Quantum fluids are those many-particle systems in whose behaviour the effects of both the quantum mechanics and quantum statistics are important, which occurs at cold temperatures. The most important two examples are superfluids, such as liquid Helium, and superconductors. This lecture course will begin with the phenomenon of Bose condensation in an ideal Bose gas with interactions; explore why this is not a true superfluid, and go on to look at the role of interactions. It then proceeds to explore what is different when the particles are charged, and finally look at the BCS theory of superconductivity where one begins with fermions rather than bosons.
Derek Lee is a Senior Lecturer at Imperial College London. He works on correlated quantum liquids, such as liquid helium and excitonic condensates, and also on topological states of matter.
A quantitative understanding of bonding in condensed matter systems demands a solution of the many electron problem. This course will show how the many electron problem can be mapped onto single electron problems in an approximate way (Hartree and Hartree Fock approximations) and a formally exact way (density functional theory and the Kohn Sham equations). Further, some of the methodology used to solve the Kohn Sham equations in complex systems will be described. In the last part of the lectures, some examples will be analysed, and we will critically evaluate the strength and weaknesses of DFT and other ab-initio electronic structure methods.
Niels is a professor of theoretical physics at the University of Manchester. His research interests are in the theory of condensed matter and nuclear physics, combining computational and theoretical approaches, using many-body and ab initio techniques. He has a special interest in twistronics and higher-order topological materials. Outside physics, he works as associate Dean for Teaching and Learning in the Faculty of Science and Engineering.
Statistical Mechanics aims to provide a macroscopic description of a physical system starting from knowledge of its microscopic properties. The methodology and techniques are widely used throughout condensed matter physics and are also today being applied to understand the dynamics of model ecologies, economies and societies. In these lectures, we will revisit the equilibrium properties of matter – such as phase transitions and universality – from the perspective of dynamics (as opposed to statics, as is typically done in undergraduate courses). Then we will examine successively further-from-equilibrium systems, ending with a discussion of fluctuations in driven systems, a subject currently generating considerable excitement in this field.
Richard Blythe is a Professor of Complex Systems at the University of Edinburgh. Since his PhD days, he has been researching models and theories for nonequilibrium dynamical systems. Applications of these models include transport in biological systems, traffic flow, population dynamics and language change.

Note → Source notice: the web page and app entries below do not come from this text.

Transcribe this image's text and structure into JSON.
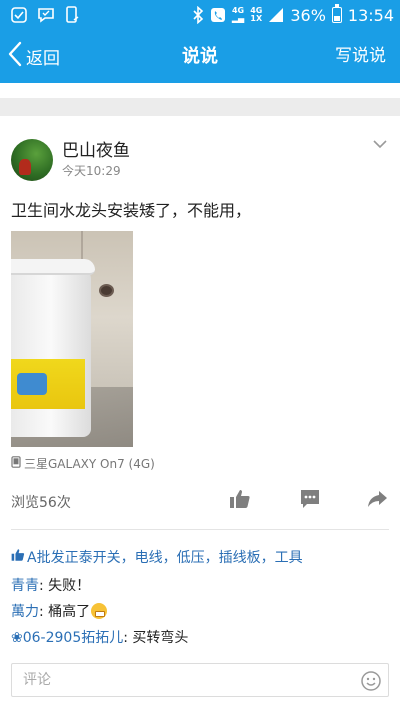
{
  "status_bar": {
    "battery": "36%",
    "time": "13:54",
    "net_top": "4G",
    "net_bottom": "1X",
    "net_top2": "4G",
    "battery_level": 0.36
  },
  "nav": {
    "back_label": "返回",
    "title": "说说",
    "action_label": "写说说"
  },
  "post": {
    "author": "巴山夜鱼",
    "time": "今天10:29",
    "text": "卫生间水龙头安装矮了，不能用，",
    "device": "三星GALAXY On7 (4G)",
    "views": "浏览56次"
  },
  "likes": "A批发正泰开关，电线，低压，插线板，工具",
  "comments": [
    {
      "author": "青青",
      "text": ": 失败！"
    },
    {
      "author": "萬力",
      "text": ": 桶高了"
    },
    {
      "author": "❀06-2905拓拓儿",
      "text": ": 买转弯头"
    }
  ],
  "comment_box": {
    "placeholder": "评论"
  },
  "colors": {
    "accent": "#1a9ee6",
    "link": "#2b6fb5"
  }
}
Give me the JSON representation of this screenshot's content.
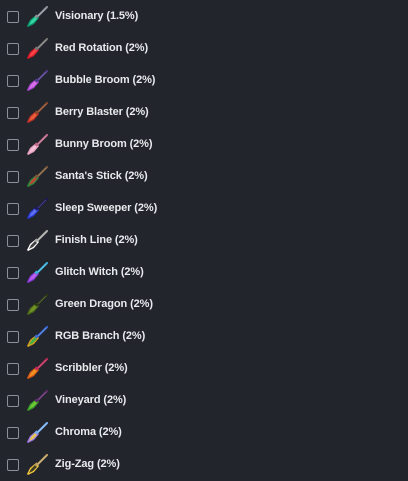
{
  "items": [
    {
      "label": "Visionary (1.5%)",
      "icon": "visionary-broom-icon",
      "colors": [
        "#0a9a6b",
        "#3fe0b0",
        "#8a8f99"
      ]
    },
    {
      "label": "Red Rotation (2%)",
      "icon": "red-rotation-broom-icon",
      "colors": [
        "#d81a2a",
        "#ff4b4b",
        "#777777"
      ]
    },
    {
      "label": "Bubble Broom (2%)",
      "icon": "bubble-broom-icon",
      "colors": [
        "#b04ad8",
        "#e07ae8",
        "#4d3a8a"
      ]
    },
    {
      "label": "Berry Blaster (2%)",
      "icon": "berry-blaster-broom-icon",
      "colors": [
        "#c2302a",
        "#f06a3a",
        "#8a4a2a"
      ]
    },
    {
      "label": "Bunny Broom (2%)",
      "icon": "bunny-broom-icon",
      "colors": [
        "#e8a0c0",
        "#f4c6d8",
        "#c06a8a"
      ]
    },
    {
      "label": "Santa's Stick (2%)",
      "icon": "santas-stick-broom-icon",
      "colors": [
        "#2a8a3a",
        "#d83a3a",
        "#7a5a3a"
      ]
    },
    {
      "label": "Sleep Sweeper (2%)",
      "icon": "sleep-sweeper-broom-icon",
      "colors": [
        "#2a3ad8",
        "#6a7af0",
        "#1a1a5a"
      ]
    },
    {
      "label": "Finish Line (2%)",
      "icon": "finish-line-broom-icon",
      "colors": [
        "#ffffff",
        "#222222",
        "#aaaaaa"
      ]
    },
    {
      "label": "Glitch Witch (2%)",
      "icon": "glitch-witch-broom-icon",
      "colors": [
        "#8a3ad8",
        "#c06af0",
        "#3ab0d8"
      ]
    },
    {
      "label": "Green Dragon (2%)",
      "icon": "green-dragon-broom-icon",
      "colors": [
        "#4a6a1a",
        "#7a9a2a",
        "#2a3a10"
      ]
    },
    {
      "label": "RGB Branch (2%)",
      "icon": "rgb-branch-broom-icon",
      "colors": [
        "#d8a020",
        "#2ab04a",
        "#3a6ad8"
      ]
    },
    {
      "label": "Scribbler (2%)",
      "icon": "scribbler-broom-icon",
      "colors": [
        "#e05a1a",
        "#f0a020",
        "#c02a5a"
      ]
    },
    {
      "label": "Vineyard (2%)",
      "icon": "vineyard-broom-icon",
      "colors": [
        "#3a9a2a",
        "#7ad03a",
        "#5a2a6a"
      ]
    },
    {
      "label": "Chroma (2%)",
      "icon": "chroma-broom-icon",
      "colors": [
        "#a07ae8",
        "#f0d83a",
        "#7ab0f0"
      ]
    },
    {
      "label": "Zig-Zag (2%)",
      "icon": "zig-zag-broom-icon",
      "colors": [
        "#f0c83a",
        "#222222",
        "#c0a060"
      ]
    }
  ]
}
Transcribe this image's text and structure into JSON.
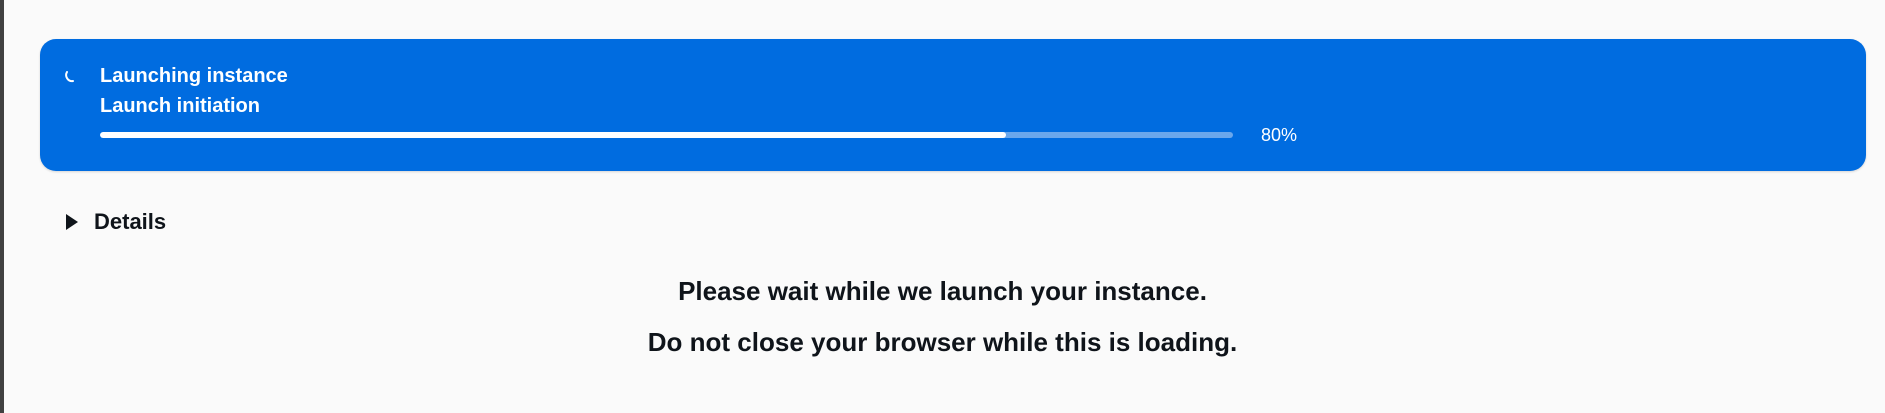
{
  "flash": {
    "header": "Launching instance",
    "subheader": "Launch initiation",
    "progress_value": 80,
    "progress_text": "80%",
    "icon": "loading-spinner-icon",
    "background_color": "#006ce0"
  },
  "details": {
    "label": "Details",
    "icon": "caret-right-icon",
    "expanded": false
  },
  "message": {
    "line1": "Please wait while we launch your instance.",
    "line2": "Do not close your browser while this is loading."
  }
}
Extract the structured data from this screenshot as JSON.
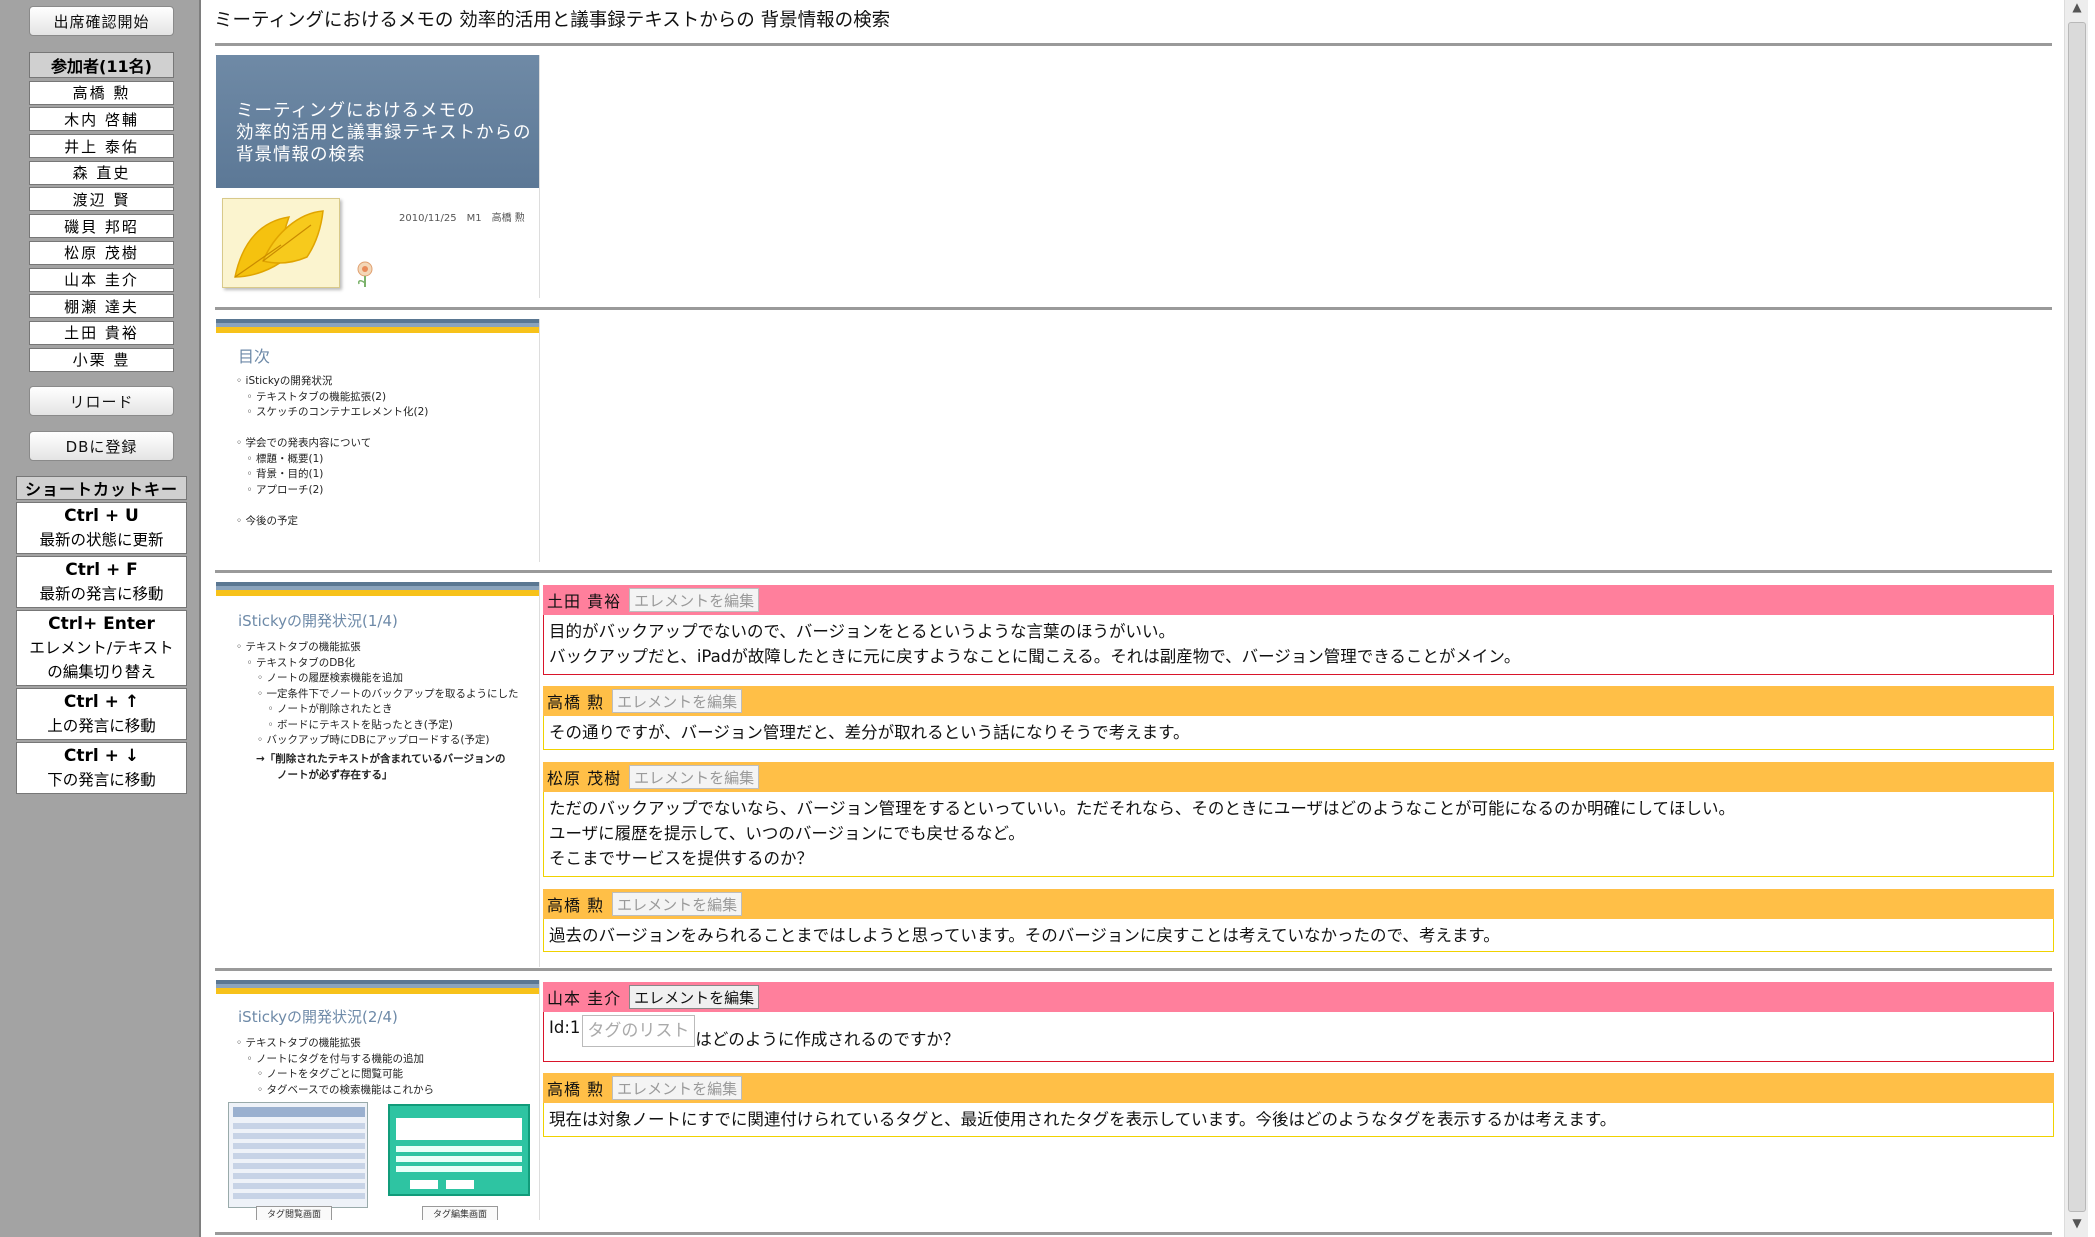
{
  "sidebar": {
    "attendance_button": "出席確認開始",
    "participants_header": "参加者(11名)",
    "participants": [
      "高橋 勲",
      "木内 啓輔",
      "井上 泰佑",
      "森 直史",
      "渡辺 賢",
      "磯貝 邦昭",
      "松原 茂樹",
      "山本 圭介",
      "棚瀬 達夫",
      "土田 貴裕",
      "小栗 豊"
    ],
    "reload_button": "リロード",
    "db_button": "DBに登録",
    "shortcut_header": "ショートカットキー",
    "shortcuts": [
      {
        "key": "Ctrl + U",
        "desc": "最新の状態に更新"
      },
      {
        "key": "Ctrl + F",
        "desc": "最新の発言に移動"
      },
      {
        "key": "Ctrl+ Enter",
        "desc": "エレメント/テキスト",
        "desc2": "の編集切り替え"
      },
      {
        "key": "Ctrl + ↑",
        "desc": "上の発言に移動"
      },
      {
        "key": "Ctrl + ↓",
        "desc": "下の発言に移動"
      }
    ]
  },
  "main": {
    "title": "ミーティングにおけるメモの 効率的活用と議事録テキストからの 背景情報の検索",
    "slides": [
      {
        "banner": "ミーティングにおけるメモの\n効率的活用と議事録テキストからの\n背景情報の検索",
        "date": "2010/11/25　M1　高橋 勲"
      },
      {
        "title": "目次",
        "body": "◦ iStickyの開発状況\n　◦ テキストタブの機能拡張(2)\n　◦ スケッチのコンテナエレメント化(2)\n\n◦ 学会での発表内容について\n　◦ 標題・概要(1)\n　◦ 背景・目的(1)\n　◦ アプローチ(2)\n\n◦ 今後の予定"
      },
      {
        "title": "iStickyの開発状況(1/4)",
        "body": "◦ テキストタブの機能拡張\n　◦ テキストタブのDB化",
        "body_orange": "　　◦ ノートの履歴検索機能を追加\n　　◦ 一定条件下でノートのバックアップを取るようにした\n　　　◦ ノートが削除されたとき\n　　　◦ ボードにテキストを貼ったとき(予定)\n　　◦ バックアップ時にDBにアップロードする(予定)",
        "body_red": "→「削除されたテキストが含まれているバージョンの\n　　ノートが必ず存在する」"
      },
      {
        "title": "iStickyの開発状況(2/4)",
        "body": "◦ テキストタブの機能拡張\n　◦ ノートにタグを付与する機能の追加",
        "body_orange": "　　◦ ノートをタグごとに閲覧可能\n　　◦ タグベースでの検索機能はこれから",
        "caption_left": "タグ閲覧画面",
        "caption_right": "タグ編集画面"
      }
    ],
    "edit_label": "エレメントを編集",
    "utterances": [
      {
        "speaker": "土田 貴裕",
        "lines": [
          "目的がバックアップでないので、バージョンをとるというような言葉のほうがいい。",
          "バックアップだと、iPadが故障したときに元に戻すようなことに聞こえる。それは副産物で、バージョン管理できることがメイン。"
        ]
      },
      {
        "speaker": "高橋 勲",
        "lines": [
          "その通りですが、バージョン管理だと、差分が取れるという話になりそうで考えます。"
        ]
      },
      {
        "speaker": "松原 茂樹",
        "lines": [
          "ただのバックアップでないなら、バージョン管理をするといっていい。ただそれなら、そのときにユーザはどのようなことが可能になるのか明確にしてほしい。",
          "ユーザに履歴を提示して、いつのバージョンにでも戻せるなど。",
          "そこまでサービスを提供するのか？"
        ]
      },
      {
        "speaker": "高橋 勲",
        "lines": [
          "過去のバージョンをみられることまではしようと思っています。そのバージョンに戻すことは考えていなかったので、考えます。"
        ]
      },
      {
        "speaker": "山本 圭介",
        "id_label": "Id:1",
        "tag_placeholder": "タグのリスト",
        "tail": "はどのように作成されるのですか？"
      },
      {
        "speaker": "高橋 勲",
        "lines": [
          "現在は対象ノートにすでに関連付けられているタグと、最近使用されたタグを表示しています。今後はどのようなタグを表示するかは考えます。"
        ]
      }
    ]
  },
  "colors": {
    "sidebar_bg": "#a3a3a3",
    "question_header": "#ff7f9c",
    "question_border": "#d9142a",
    "answer_header": "#ffbf47",
    "answer_border": "#f0d200",
    "slide_banner": "#6f8aa6"
  }
}
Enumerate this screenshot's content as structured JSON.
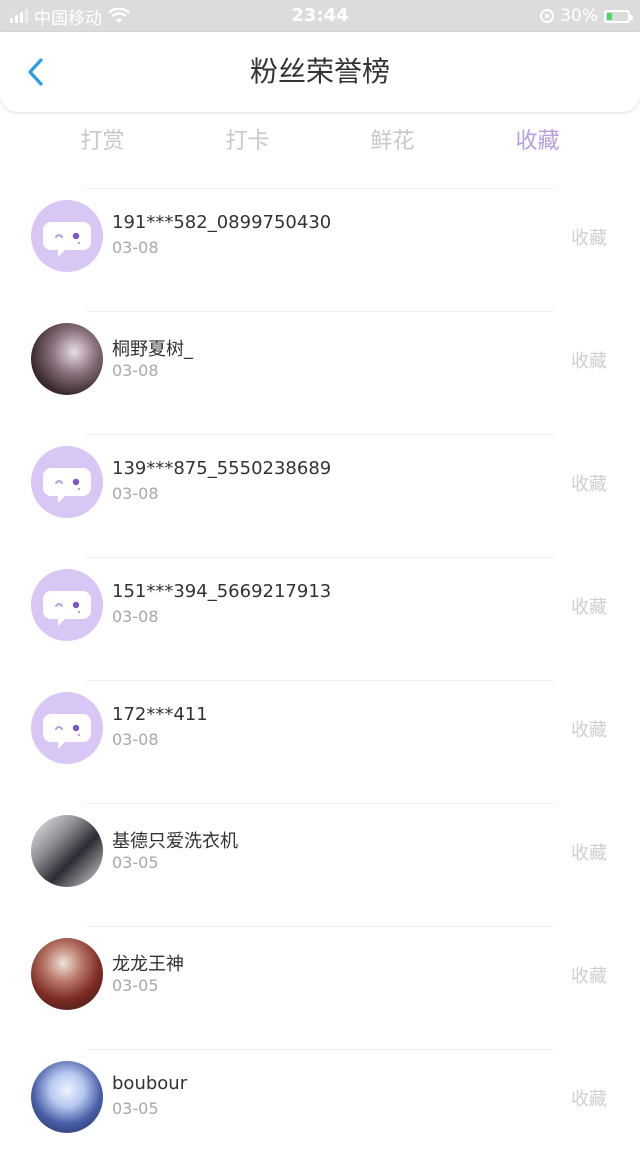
{
  "status": {
    "carrier": "中国移动",
    "time": "23:44",
    "battery": "30%",
    "battery_level": 0.3
  },
  "header": {
    "title": "粉丝荣誉榜",
    "back_icon": "chevron-left-icon"
  },
  "tabs": [
    {
      "label": "打赏",
      "active": false
    },
    {
      "label": "打卡",
      "active": false
    },
    {
      "label": "鲜花",
      "active": false
    },
    {
      "label": "收藏",
      "active": true
    }
  ],
  "colors": {
    "accent": "#b89ee0",
    "back": "#2a9be6",
    "default_avatar": "#d8c6f5"
  },
  "fans": [
    {
      "name": "191***582_0899750430",
      "date": "03-08",
      "action": "收藏",
      "avatar": "default"
    },
    {
      "name": "桐野夏树_",
      "date": "03-08",
      "action": "收藏",
      "avatar": "photo-dark"
    },
    {
      "name": "139***875_5550238689",
      "date": "03-08",
      "action": "收藏",
      "avatar": "default"
    },
    {
      "name": "151***394_5669217913",
      "date": "03-08",
      "action": "收藏",
      "avatar": "default"
    },
    {
      "name": "172***411",
      "date": "03-08",
      "action": "收藏",
      "avatar": "default"
    },
    {
      "name": "基德只爱洗衣机",
      "date": "03-05",
      "action": "收藏",
      "avatar": "photo-grey"
    },
    {
      "name": "龙龙王神",
      "date": "03-05",
      "action": "收藏",
      "avatar": "photo-red"
    },
    {
      "name": "boubour",
      "date": "03-05",
      "action": "收藏",
      "avatar": "photo-blue"
    }
  ]
}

This course deals mainly with the influence of interactions on the electrons in materials. We begin with a review of second quantisation and the Fermi gas theory of metals, and then progress to Landau’s Fermi liquid theory and the notion of quasiparticles. The effect of impurities on the Fermi liquid (including the Kondo effect) is discussed, and we then move on to consider how the Fermi liquid gives way to other phases as the interactions are increased, concentrating on the Stoner instability and the Mott insulator. We analyse the magnetism in the Mott insulating phase, developing the concept of spin waves. Finally, we make a survey of some experimental data on strongly correlated crystalline solids, giving basic interpretations in terms of the concepts developed in the course.
Chris is a reader at the University of St Andrews. He works on various topics in the theory of strong correlations, including non-Fermi-liquids, highly frustrated magnets, non-equilibrium atomic fluids, and vortex-mediated phase transitions.